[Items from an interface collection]
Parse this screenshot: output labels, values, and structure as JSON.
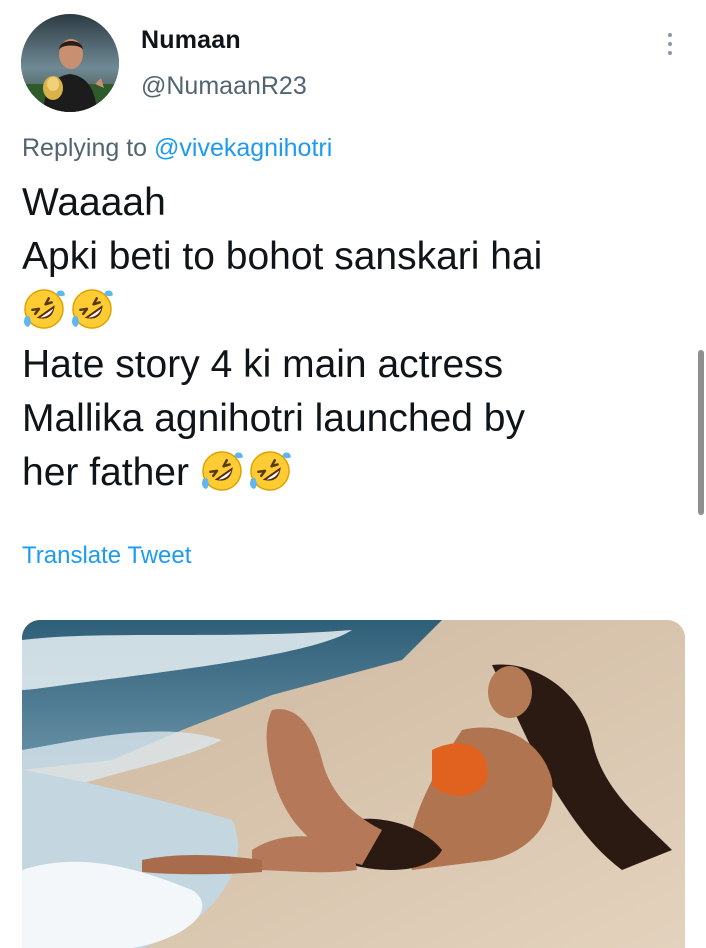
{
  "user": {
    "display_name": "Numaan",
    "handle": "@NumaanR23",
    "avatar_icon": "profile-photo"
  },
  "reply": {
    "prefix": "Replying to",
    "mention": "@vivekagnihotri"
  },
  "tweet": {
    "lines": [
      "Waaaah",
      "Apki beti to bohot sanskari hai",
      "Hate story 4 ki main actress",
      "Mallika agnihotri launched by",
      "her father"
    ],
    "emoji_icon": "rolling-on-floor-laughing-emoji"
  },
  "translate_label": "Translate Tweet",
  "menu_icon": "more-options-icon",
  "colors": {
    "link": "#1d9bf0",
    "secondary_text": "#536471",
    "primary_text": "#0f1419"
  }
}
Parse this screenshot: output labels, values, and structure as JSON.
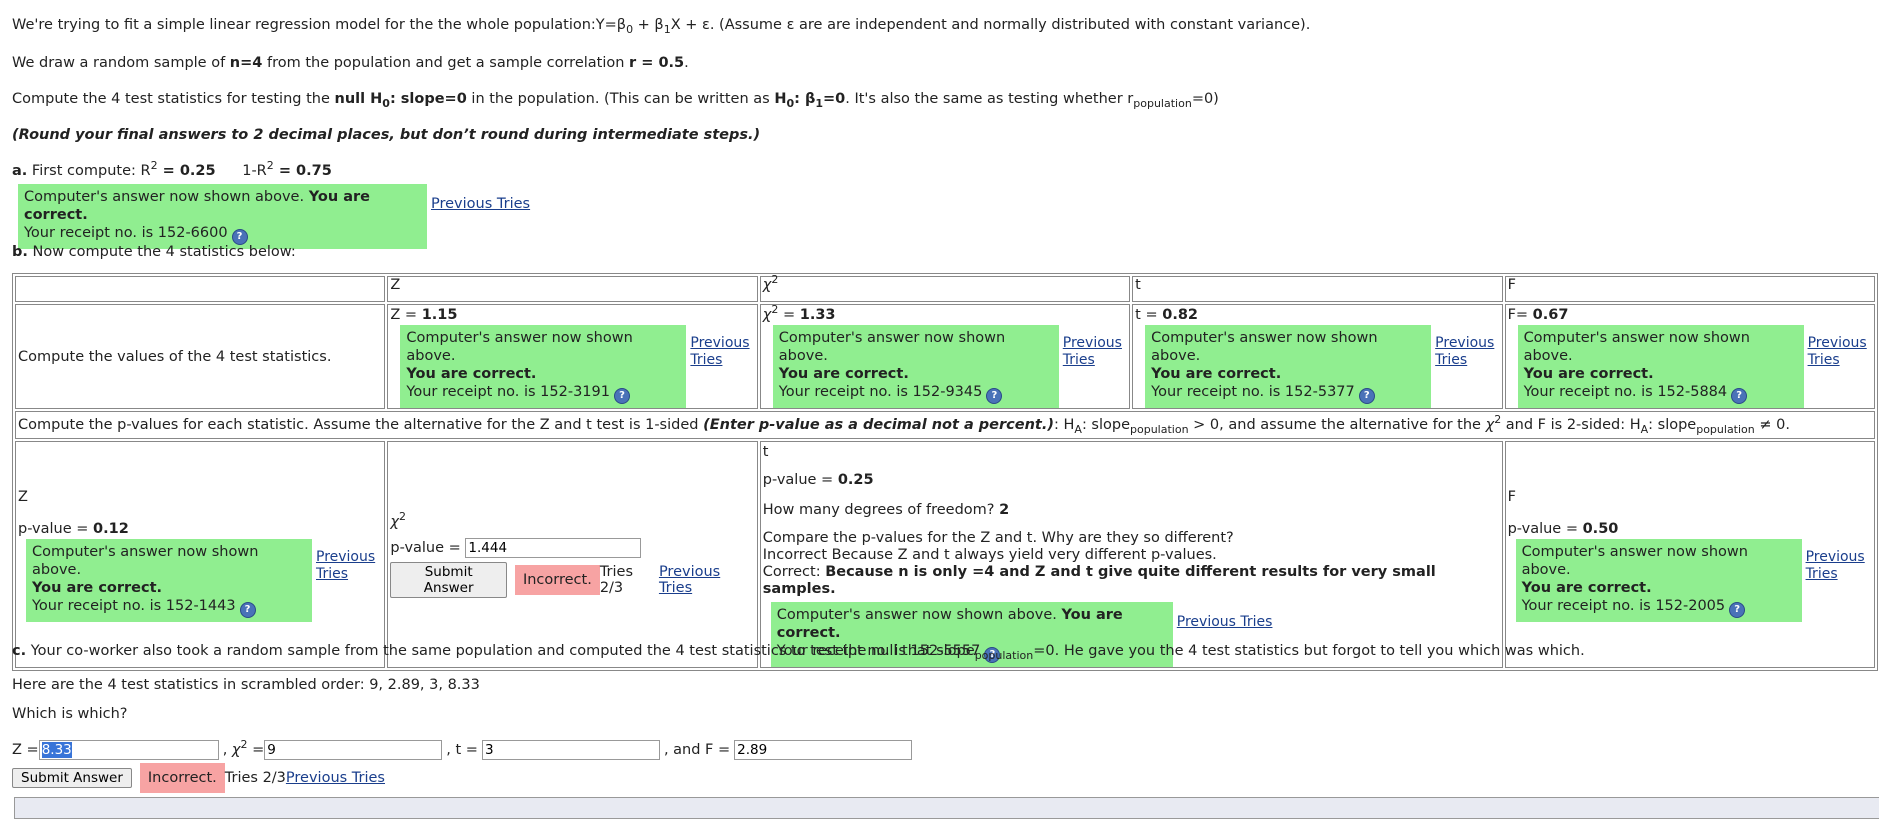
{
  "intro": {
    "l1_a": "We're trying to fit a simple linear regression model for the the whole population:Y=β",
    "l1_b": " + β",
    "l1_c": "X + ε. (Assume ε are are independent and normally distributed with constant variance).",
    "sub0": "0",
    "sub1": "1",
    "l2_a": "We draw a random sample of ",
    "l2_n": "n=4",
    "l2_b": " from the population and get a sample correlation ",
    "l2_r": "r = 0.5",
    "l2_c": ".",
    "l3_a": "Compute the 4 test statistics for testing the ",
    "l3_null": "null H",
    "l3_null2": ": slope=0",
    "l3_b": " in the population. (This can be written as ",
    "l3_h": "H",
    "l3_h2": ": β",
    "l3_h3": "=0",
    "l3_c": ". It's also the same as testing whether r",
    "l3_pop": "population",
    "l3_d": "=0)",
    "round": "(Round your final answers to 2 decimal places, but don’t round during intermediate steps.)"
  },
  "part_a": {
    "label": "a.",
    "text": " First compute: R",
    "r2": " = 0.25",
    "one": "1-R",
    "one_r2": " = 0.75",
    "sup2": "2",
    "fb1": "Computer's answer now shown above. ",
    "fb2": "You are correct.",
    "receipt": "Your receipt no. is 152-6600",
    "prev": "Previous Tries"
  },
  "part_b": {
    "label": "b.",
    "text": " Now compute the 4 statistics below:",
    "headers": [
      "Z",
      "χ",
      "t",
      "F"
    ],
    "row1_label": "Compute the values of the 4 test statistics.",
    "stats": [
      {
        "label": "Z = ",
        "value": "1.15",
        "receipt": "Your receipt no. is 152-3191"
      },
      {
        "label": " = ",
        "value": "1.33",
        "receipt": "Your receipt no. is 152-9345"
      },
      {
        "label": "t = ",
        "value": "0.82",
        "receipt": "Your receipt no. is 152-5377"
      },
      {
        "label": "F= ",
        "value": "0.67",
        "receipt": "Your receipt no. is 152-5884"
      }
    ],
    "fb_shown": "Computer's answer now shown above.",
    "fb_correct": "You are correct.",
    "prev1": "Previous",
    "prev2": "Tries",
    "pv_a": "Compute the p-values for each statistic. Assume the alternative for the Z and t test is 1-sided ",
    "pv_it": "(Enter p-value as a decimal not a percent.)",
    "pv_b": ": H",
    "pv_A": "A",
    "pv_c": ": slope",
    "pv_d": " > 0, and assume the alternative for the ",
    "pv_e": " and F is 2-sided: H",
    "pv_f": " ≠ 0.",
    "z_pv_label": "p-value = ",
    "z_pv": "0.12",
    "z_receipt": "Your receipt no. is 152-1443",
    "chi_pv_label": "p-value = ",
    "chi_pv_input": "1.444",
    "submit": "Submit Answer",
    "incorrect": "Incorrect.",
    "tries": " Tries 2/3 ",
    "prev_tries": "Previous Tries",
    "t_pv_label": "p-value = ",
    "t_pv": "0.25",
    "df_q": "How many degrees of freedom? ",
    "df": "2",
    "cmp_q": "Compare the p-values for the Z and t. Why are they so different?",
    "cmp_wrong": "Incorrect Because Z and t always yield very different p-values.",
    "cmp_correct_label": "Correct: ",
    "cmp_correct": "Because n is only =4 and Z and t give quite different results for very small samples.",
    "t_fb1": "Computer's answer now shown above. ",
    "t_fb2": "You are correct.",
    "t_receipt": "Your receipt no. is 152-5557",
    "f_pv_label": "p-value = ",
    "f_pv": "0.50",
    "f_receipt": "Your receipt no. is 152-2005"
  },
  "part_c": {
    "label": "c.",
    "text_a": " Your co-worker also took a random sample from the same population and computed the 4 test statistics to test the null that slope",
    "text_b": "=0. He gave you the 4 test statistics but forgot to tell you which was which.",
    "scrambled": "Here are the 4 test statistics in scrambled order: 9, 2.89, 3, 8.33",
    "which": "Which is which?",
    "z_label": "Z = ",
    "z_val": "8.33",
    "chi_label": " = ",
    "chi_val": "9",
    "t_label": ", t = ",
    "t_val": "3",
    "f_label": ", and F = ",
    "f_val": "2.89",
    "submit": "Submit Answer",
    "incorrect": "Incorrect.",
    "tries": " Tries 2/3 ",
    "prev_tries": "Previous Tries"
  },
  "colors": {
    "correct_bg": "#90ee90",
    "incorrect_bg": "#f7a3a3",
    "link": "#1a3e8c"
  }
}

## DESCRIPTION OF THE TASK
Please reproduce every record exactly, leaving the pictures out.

## YOUR RESPONSE
Parse this screenshot: output labels, values, and structure as JSON.
{
  "user": {
    "display_name": "Numaan",
    "handle": "@NumaanR23",
    "avatar_icon": "profile-photo"
  },
  "reply": {
    "prefix": "Replying to",
    "mention": "@vivekagnihotri"
  },
  "tweet": {
    "lines": [
      "Waaaah",
      "Apki beti to bohot sanskari hai",
      "Hate story 4 ki main actress",
      "Mallika agnihotri launched by",
      "her father"
    ],
    "emoji_icon": "rolling-on-floor-laughing-emoji"
  },
  "translate_label": "Translate Tweet",
  "menu_icon": "more-options-icon",
  "colors": {
    "link": "#1d9bf0",
    "secondary_text": "#536471",
    "primary_text": "#0f1419"
  }
}
Parse this screenshot: output labels, values, and structure as JSON.
{
  "intro": {
    "l1_a": "We're trying to fit a simple linear regression model for the the whole population:Y=β",
    "l1_b": " + β",
    "l1_c": "X + ε. (Assume ε are are independent and normally distributed with constant variance).",
    "sub0": "0",
    "sub1": "1",
    "l2_a": "We draw a random sample of ",
    "l2_n": "n=4",
    "l2_b": " from the population and get a sample correlation ",
    "l2_r": "r = 0.5",
    "l2_c": ".",
    "l3_a": "Compute the 4 test statistics for testing the ",
    "l3_null": "null H",
    "l3_null2": ": slope=0",
    "l3_b": " in the population. (This can be written as ",
    "l3_h": "H",
    "l3_h2": ": β",
    "l3_h3": "=0",
    "l3_c": ". It's also the same as testing whether r",
    "l3_pop": "population",
    "l3_d": "=0)",
    "round": "(Round your final answers to 2 decimal places, but don’t round during intermediate steps.)"
  },
  "part_a": {
    "label": "a.",
    "text": " First compute: R",
    "r2": " = 0.25",
    "one": "1-R",
    "one_r2": " = 0.75",
    "sup2": "2",
    "fb1": "Computer's answer now shown above. ",
    "fb2": "You are correct.",
    "receipt": "Your receipt no. is 152-6600",
    "prev": "Previous Tries"
  },
  "part_b": {
    "label": "b.",
    "text": " Now compute the 4 statistics below:",
    "headers": [
      "Z",
      "χ",
      "t",
      "F"
    ],
    "row1_label": "Compute the values of the 4 test statistics.",
    "stats": [
      {
        "label": "Z = ",
        "value": "1.15",
        "receipt": "Your receipt no. is 152-3191"
      },
      {
        "label": " = ",
        "value": "1.33",
        "receipt": "Your receipt no. is 152-9345"
      },
      {
        "label": "t = ",
        "value": "0.82",
        "receipt": "Your receipt no. is 152-5377"
      },
      {
        "label": "F= ",
        "value": "0.67",
        "receipt": "Your receipt no. is 152-5884"
      }
    ],
    "fb_shown": "Computer's answer now shown above.",
    "fb_correct": "You are correct.",
    "prev1": "Previous",
    "prev2": "Tries",
    "pv_a": "Compute the p-values for each statistic. Assume the alternative for the Z and t test is 1-sided ",
    "pv_it": "(Enter p-value as a decimal not a percent.)",
    "pv_b": ": H",
    "pv_A": "A",
    "pv_c": ": slope",
    "pv_d": " > 0, and assume the alternative for the ",
    "pv_e": " and F is 2-sided: H",
    "pv_f": " ≠ 0.",
    "z_pv_label": "p-value = ",
    "z_pv": "0.12",
    "z_receipt": "Your receipt no. is 152-1443",
    "chi_pv_label": "p-value = ",
    "chi_pv_input": "1.444",
    "submit": "Submit Answer",
    "incorrect": "Incorrect.",
    "tries": " Tries 2/3 ",
    "prev_tries": "Previous Tries",
    "t_pv_label": "p-value = ",
    "t_pv": "0.25",
    "df_q": "How many degrees of freedom? ",
    "df": "2",
    "cmp_q": "Compare the p-values for the Z and t. Why are they so different?",
    "cmp_wrong": "Incorrect Because Z and t always yield very different p-values.",
    "cmp_correct_label": "Correct: ",
    "cmp_correct": "Because n is only =4 and Z and t give quite different results for very small samples.",
    "t_fb1": "Computer's answer now shown above. ",
    "t_fb2": "You are correct.",
    "t_receipt": "Your receipt no. is 152-5557",
    "f_pv_label": "p-value = ",
    "f_pv": "0.50",
    "f_receipt": "Your receipt no. is 152-2005"
  },
  "part_c": {
    "label": "c.",
    "text_a": " Your co-worker also took a random sample from the same population and computed the 4 test statistics to test the null that slope",
    "text_b": "=0. He gave you the 4 test statistics but forgot to tell you which was which.",
    "scrambled": "Here are the 4 test statistics in scrambled order: 9, 2.89, 3, 8.33",
    "which": "Which is which?",
    "z_label": "Z = ",
    "z_val": "8.33",
    "chi_label": " = ",
    "chi_val": "9",
    "t_label": ", t = ",
    "t_val": "3",
    "f_label": ", and F = ",
    "f_val": "2.89",
    "submit": "Submit Answer",
    "incorrect": "Incorrect.",
    "tries": " Tries 2/3 ",
    "prev_tries": "Previous Tries"
  },
  "colors": {
    "correct_bg": "#90ee90",
    "incorrect_bg": "#f7a3a3",
    "link": "#1a3e8c"
  }
}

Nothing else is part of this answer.